[Records from a data source]
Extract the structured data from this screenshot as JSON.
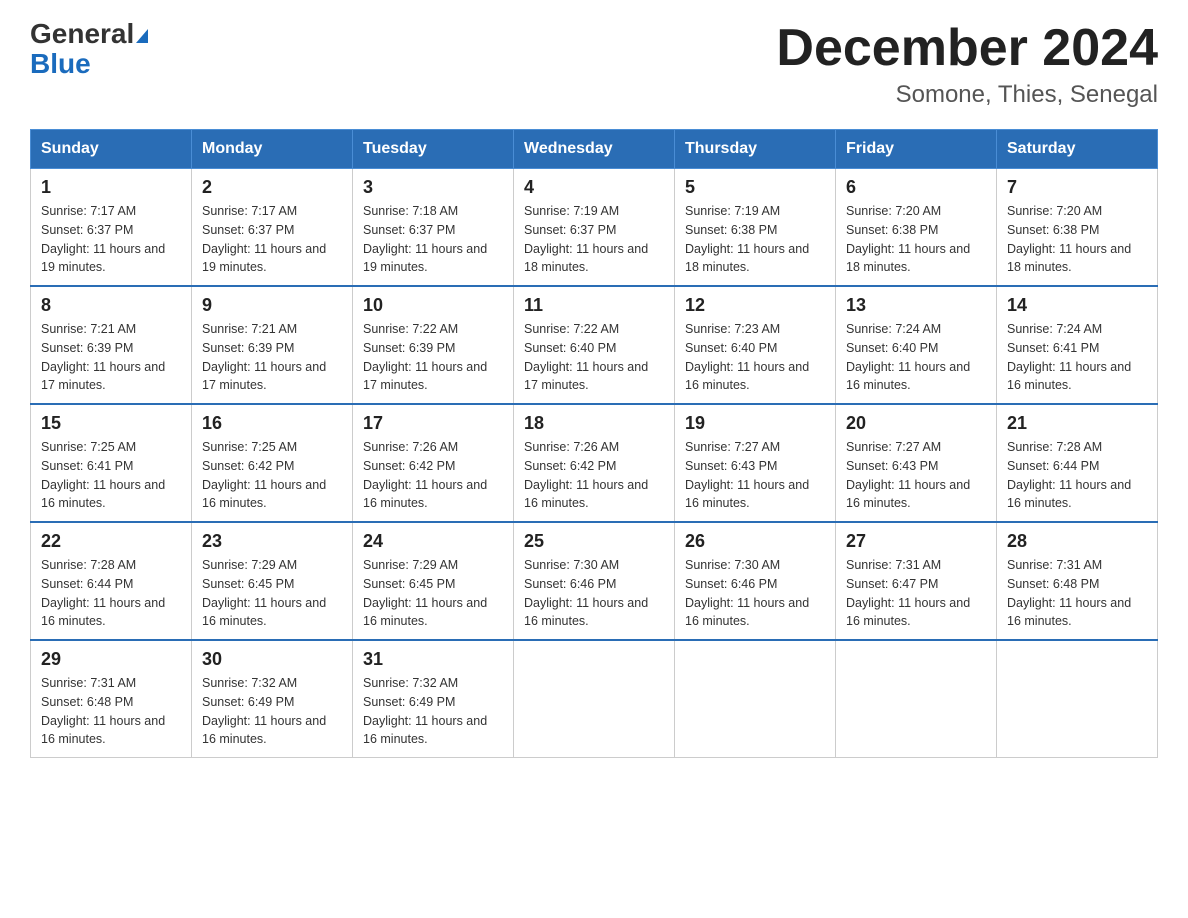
{
  "logo": {
    "general": "General",
    "blue": "Blue"
  },
  "header": {
    "month_year": "December 2024",
    "location": "Somone, Thies, Senegal"
  },
  "weekdays": [
    "Sunday",
    "Monday",
    "Tuesday",
    "Wednesday",
    "Thursday",
    "Friday",
    "Saturday"
  ],
  "weeks": [
    [
      {
        "day": "1",
        "sunrise": "7:17 AM",
        "sunset": "6:37 PM",
        "daylight": "11 hours and 19 minutes."
      },
      {
        "day": "2",
        "sunrise": "7:17 AM",
        "sunset": "6:37 PM",
        "daylight": "11 hours and 19 minutes."
      },
      {
        "day": "3",
        "sunrise": "7:18 AM",
        "sunset": "6:37 PM",
        "daylight": "11 hours and 19 minutes."
      },
      {
        "day": "4",
        "sunrise": "7:19 AM",
        "sunset": "6:37 PM",
        "daylight": "11 hours and 18 minutes."
      },
      {
        "day": "5",
        "sunrise": "7:19 AM",
        "sunset": "6:38 PM",
        "daylight": "11 hours and 18 minutes."
      },
      {
        "day": "6",
        "sunrise": "7:20 AM",
        "sunset": "6:38 PM",
        "daylight": "11 hours and 18 minutes."
      },
      {
        "day": "7",
        "sunrise": "7:20 AM",
        "sunset": "6:38 PM",
        "daylight": "11 hours and 18 minutes."
      }
    ],
    [
      {
        "day": "8",
        "sunrise": "7:21 AM",
        "sunset": "6:39 PM",
        "daylight": "11 hours and 17 minutes."
      },
      {
        "day": "9",
        "sunrise": "7:21 AM",
        "sunset": "6:39 PM",
        "daylight": "11 hours and 17 minutes."
      },
      {
        "day": "10",
        "sunrise": "7:22 AM",
        "sunset": "6:39 PM",
        "daylight": "11 hours and 17 minutes."
      },
      {
        "day": "11",
        "sunrise": "7:22 AM",
        "sunset": "6:40 PM",
        "daylight": "11 hours and 17 minutes."
      },
      {
        "day": "12",
        "sunrise": "7:23 AM",
        "sunset": "6:40 PM",
        "daylight": "11 hours and 16 minutes."
      },
      {
        "day": "13",
        "sunrise": "7:24 AM",
        "sunset": "6:40 PM",
        "daylight": "11 hours and 16 minutes."
      },
      {
        "day": "14",
        "sunrise": "7:24 AM",
        "sunset": "6:41 PM",
        "daylight": "11 hours and 16 minutes."
      }
    ],
    [
      {
        "day": "15",
        "sunrise": "7:25 AM",
        "sunset": "6:41 PM",
        "daylight": "11 hours and 16 minutes."
      },
      {
        "day": "16",
        "sunrise": "7:25 AM",
        "sunset": "6:42 PM",
        "daylight": "11 hours and 16 minutes."
      },
      {
        "day": "17",
        "sunrise": "7:26 AM",
        "sunset": "6:42 PM",
        "daylight": "11 hours and 16 minutes."
      },
      {
        "day": "18",
        "sunrise": "7:26 AM",
        "sunset": "6:42 PM",
        "daylight": "11 hours and 16 minutes."
      },
      {
        "day": "19",
        "sunrise": "7:27 AM",
        "sunset": "6:43 PM",
        "daylight": "11 hours and 16 minutes."
      },
      {
        "day": "20",
        "sunrise": "7:27 AM",
        "sunset": "6:43 PM",
        "daylight": "11 hours and 16 minutes."
      },
      {
        "day": "21",
        "sunrise": "7:28 AM",
        "sunset": "6:44 PM",
        "daylight": "11 hours and 16 minutes."
      }
    ],
    [
      {
        "day": "22",
        "sunrise": "7:28 AM",
        "sunset": "6:44 PM",
        "daylight": "11 hours and 16 minutes."
      },
      {
        "day": "23",
        "sunrise": "7:29 AM",
        "sunset": "6:45 PM",
        "daylight": "11 hours and 16 minutes."
      },
      {
        "day": "24",
        "sunrise": "7:29 AM",
        "sunset": "6:45 PM",
        "daylight": "11 hours and 16 minutes."
      },
      {
        "day": "25",
        "sunrise": "7:30 AM",
        "sunset": "6:46 PM",
        "daylight": "11 hours and 16 minutes."
      },
      {
        "day": "26",
        "sunrise": "7:30 AM",
        "sunset": "6:46 PM",
        "daylight": "11 hours and 16 minutes."
      },
      {
        "day": "27",
        "sunrise": "7:31 AM",
        "sunset": "6:47 PM",
        "daylight": "11 hours and 16 minutes."
      },
      {
        "day": "28",
        "sunrise": "7:31 AM",
        "sunset": "6:48 PM",
        "daylight": "11 hours and 16 minutes."
      }
    ],
    [
      {
        "day": "29",
        "sunrise": "7:31 AM",
        "sunset": "6:48 PM",
        "daylight": "11 hours and 16 minutes."
      },
      {
        "day": "30",
        "sunrise": "7:32 AM",
        "sunset": "6:49 PM",
        "daylight": "11 hours and 16 minutes."
      },
      {
        "day": "31",
        "sunrise": "7:32 AM",
        "sunset": "6:49 PM",
        "daylight": "11 hours and 16 minutes."
      },
      null,
      null,
      null,
      null
    ]
  ],
  "labels": {
    "sunrise": "Sunrise:",
    "sunset": "Sunset:",
    "daylight": "Daylight:"
  }
}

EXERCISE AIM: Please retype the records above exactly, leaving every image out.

EXERCISE SOLUTION:
Extract the structured data from this screenshot as JSON.
{
  "logo": {
    "general": "General",
    "blue": "Blue"
  },
  "header": {
    "month_year": "December 2024",
    "location": "Somone, Thies, Senegal"
  },
  "weekdays": [
    "Sunday",
    "Monday",
    "Tuesday",
    "Wednesday",
    "Thursday",
    "Friday",
    "Saturday"
  ],
  "weeks": [
    [
      {
        "day": "1",
        "sunrise": "7:17 AM",
        "sunset": "6:37 PM",
        "daylight": "11 hours and 19 minutes."
      },
      {
        "day": "2",
        "sunrise": "7:17 AM",
        "sunset": "6:37 PM",
        "daylight": "11 hours and 19 minutes."
      },
      {
        "day": "3",
        "sunrise": "7:18 AM",
        "sunset": "6:37 PM",
        "daylight": "11 hours and 19 minutes."
      },
      {
        "day": "4",
        "sunrise": "7:19 AM",
        "sunset": "6:37 PM",
        "daylight": "11 hours and 18 minutes."
      },
      {
        "day": "5",
        "sunrise": "7:19 AM",
        "sunset": "6:38 PM",
        "daylight": "11 hours and 18 minutes."
      },
      {
        "day": "6",
        "sunrise": "7:20 AM",
        "sunset": "6:38 PM",
        "daylight": "11 hours and 18 minutes."
      },
      {
        "day": "7",
        "sunrise": "7:20 AM",
        "sunset": "6:38 PM",
        "daylight": "11 hours and 18 minutes."
      }
    ],
    [
      {
        "day": "8",
        "sunrise": "7:21 AM",
        "sunset": "6:39 PM",
        "daylight": "11 hours and 17 minutes."
      },
      {
        "day": "9",
        "sunrise": "7:21 AM",
        "sunset": "6:39 PM",
        "daylight": "11 hours and 17 minutes."
      },
      {
        "day": "10",
        "sunrise": "7:22 AM",
        "sunset": "6:39 PM",
        "daylight": "11 hours and 17 minutes."
      },
      {
        "day": "11",
        "sunrise": "7:22 AM",
        "sunset": "6:40 PM",
        "daylight": "11 hours and 17 minutes."
      },
      {
        "day": "12",
        "sunrise": "7:23 AM",
        "sunset": "6:40 PM",
        "daylight": "11 hours and 16 minutes."
      },
      {
        "day": "13",
        "sunrise": "7:24 AM",
        "sunset": "6:40 PM",
        "daylight": "11 hours and 16 minutes."
      },
      {
        "day": "14",
        "sunrise": "7:24 AM",
        "sunset": "6:41 PM",
        "daylight": "11 hours and 16 minutes."
      }
    ],
    [
      {
        "day": "15",
        "sunrise": "7:25 AM",
        "sunset": "6:41 PM",
        "daylight": "11 hours and 16 minutes."
      },
      {
        "day": "16",
        "sunrise": "7:25 AM",
        "sunset": "6:42 PM",
        "daylight": "11 hours and 16 minutes."
      },
      {
        "day": "17",
        "sunrise": "7:26 AM",
        "sunset": "6:42 PM",
        "daylight": "11 hours and 16 minutes."
      },
      {
        "day": "18",
        "sunrise": "7:26 AM",
        "sunset": "6:42 PM",
        "daylight": "11 hours and 16 minutes."
      },
      {
        "day": "19",
        "sunrise": "7:27 AM",
        "sunset": "6:43 PM",
        "daylight": "11 hours and 16 minutes."
      },
      {
        "day": "20",
        "sunrise": "7:27 AM",
        "sunset": "6:43 PM",
        "daylight": "11 hours and 16 minutes."
      },
      {
        "day": "21",
        "sunrise": "7:28 AM",
        "sunset": "6:44 PM",
        "daylight": "11 hours and 16 minutes."
      }
    ],
    [
      {
        "day": "22",
        "sunrise": "7:28 AM",
        "sunset": "6:44 PM",
        "daylight": "11 hours and 16 minutes."
      },
      {
        "day": "23",
        "sunrise": "7:29 AM",
        "sunset": "6:45 PM",
        "daylight": "11 hours and 16 minutes."
      },
      {
        "day": "24",
        "sunrise": "7:29 AM",
        "sunset": "6:45 PM",
        "daylight": "11 hours and 16 minutes."
      },
      {
        "day": "25",
        "sunrise": "7:30 AM",
        "sunset": "6:46 PM",
        "daylight": "11 hours and 16 minutes."
      },
      {
        "day": "26",
        "sunrise": "7:30 AM",
        "sunset": "6:46 PM",
        "daylight": "11 hours and 16 minutes."
      },
      {
        "day": "27",
        "sunrise": "7:31 AM",
        "sunset": "6:47 PM",
        "daylight": "11 hours and 16 minutes."
      },
      {
        "day": "28",
        "sunrise": "7:31 AM",
        "sunset": "6:48 PM",
        "daylight": "11 hours and 16 minutes."
      }
    ],
    [
      {
        "day": "29",
        "sunrise": "7:31 AM",
        "sunset": "6:48 PM",
        "daylight": "11 hours and 16 minutes."
      },
      {
        "day": "30",
        "sunrise": "7:32 AM",
        "sunset": "6:49 PM",
        "daylight": "11 hours and 16 minutes."
      },
      {
        "day": "31",
        "sunrise": "7:32 AM",
        "sunset": "6:49 PM",
        "daylight": "11 hours and 16 minutes."
      },
      null,
      null,
      null,
      null
    ]
  ],
  "labels": {
    "sunrise": "Sunrise:",
    "sunset": "Sunset:",
    "daylight": "Daylight:"
  }
}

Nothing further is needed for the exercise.